- **Records for this exercise**:
____________________

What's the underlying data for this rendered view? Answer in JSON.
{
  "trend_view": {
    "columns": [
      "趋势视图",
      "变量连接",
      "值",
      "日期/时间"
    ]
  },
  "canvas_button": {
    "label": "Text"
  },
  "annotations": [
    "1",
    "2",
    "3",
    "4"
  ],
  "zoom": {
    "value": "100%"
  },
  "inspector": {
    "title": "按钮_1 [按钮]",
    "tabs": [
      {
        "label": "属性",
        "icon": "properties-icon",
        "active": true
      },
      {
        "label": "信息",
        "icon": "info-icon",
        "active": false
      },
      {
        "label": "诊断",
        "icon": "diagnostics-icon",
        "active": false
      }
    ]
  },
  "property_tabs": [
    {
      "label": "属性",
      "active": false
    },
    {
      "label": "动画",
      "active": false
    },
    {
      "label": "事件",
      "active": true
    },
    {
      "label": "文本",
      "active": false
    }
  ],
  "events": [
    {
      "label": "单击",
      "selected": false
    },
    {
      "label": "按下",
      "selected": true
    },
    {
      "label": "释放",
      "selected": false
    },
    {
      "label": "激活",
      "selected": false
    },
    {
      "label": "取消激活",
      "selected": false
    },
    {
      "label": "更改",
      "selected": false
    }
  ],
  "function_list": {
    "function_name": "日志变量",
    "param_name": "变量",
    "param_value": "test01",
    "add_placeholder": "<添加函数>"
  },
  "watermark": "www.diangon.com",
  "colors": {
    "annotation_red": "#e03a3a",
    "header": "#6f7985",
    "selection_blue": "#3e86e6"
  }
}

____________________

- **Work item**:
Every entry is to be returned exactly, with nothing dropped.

- **Exercise answer**:
What's the underlying data for this rendered view? Answer in JSON.
{
  "trend_view": {
    "columns": [
      "趋势视图",
      "变量连接",
      "值",
      "日期/时间"
    ]
  },
  "canvas_button": {
    "label": "Text"
  },
  "annotations": [
    "1",
    "2",
    "3",
    "4"
  ],
  "zoom": {
    "value": "100%"
  },
  "inspector": {
    "title": "按钮_1 [按钮]",
    "tabs": [
      {
        "label": "属性",
        "icon": "properties-icon",
        "active": true
      },
      {
        "label": "信息",
        "icon": "info-icon",
        "active": false
      },
      {
        "label": "诊断",
        "icon": "diagnostics-icon",
        "active": false
      }
    ]
  },
  "property_tabs": [
    {
      "label": "属性",
      "active": false
    },
    {
      "label": "动画",
      "active": false
    },
    {
      "label": "事件",
      "active": true
    },
    {
      "label": "文本",
      "active": false
    }
  ],
  "events": [
    {
      "label": "单击",
      "selected": false
    },
    {
      "label": "按下",
      "selected": true
    },
    {
      "label": "释放",
      "selected": false
    },
    {
      "label": "激活",
      "selected": false
    },
    {
      "label": "取消激活",
      "selected": false
    },
    {
      "label": "更改",
      "selected": false
    }
  ],
  "function_list": {
    "function_name": "日志变量",
    "param_name": "变量",
    "param_value": "test01",
    "add_placeholder": "<添加函数>"
  },
  "watermark": "www.diangon.com",
  "colors": {
    "annotation_red": "#e03a3a",
    "header": "#6f7985",
    "selection_blue": "#3e86e6"
  }
}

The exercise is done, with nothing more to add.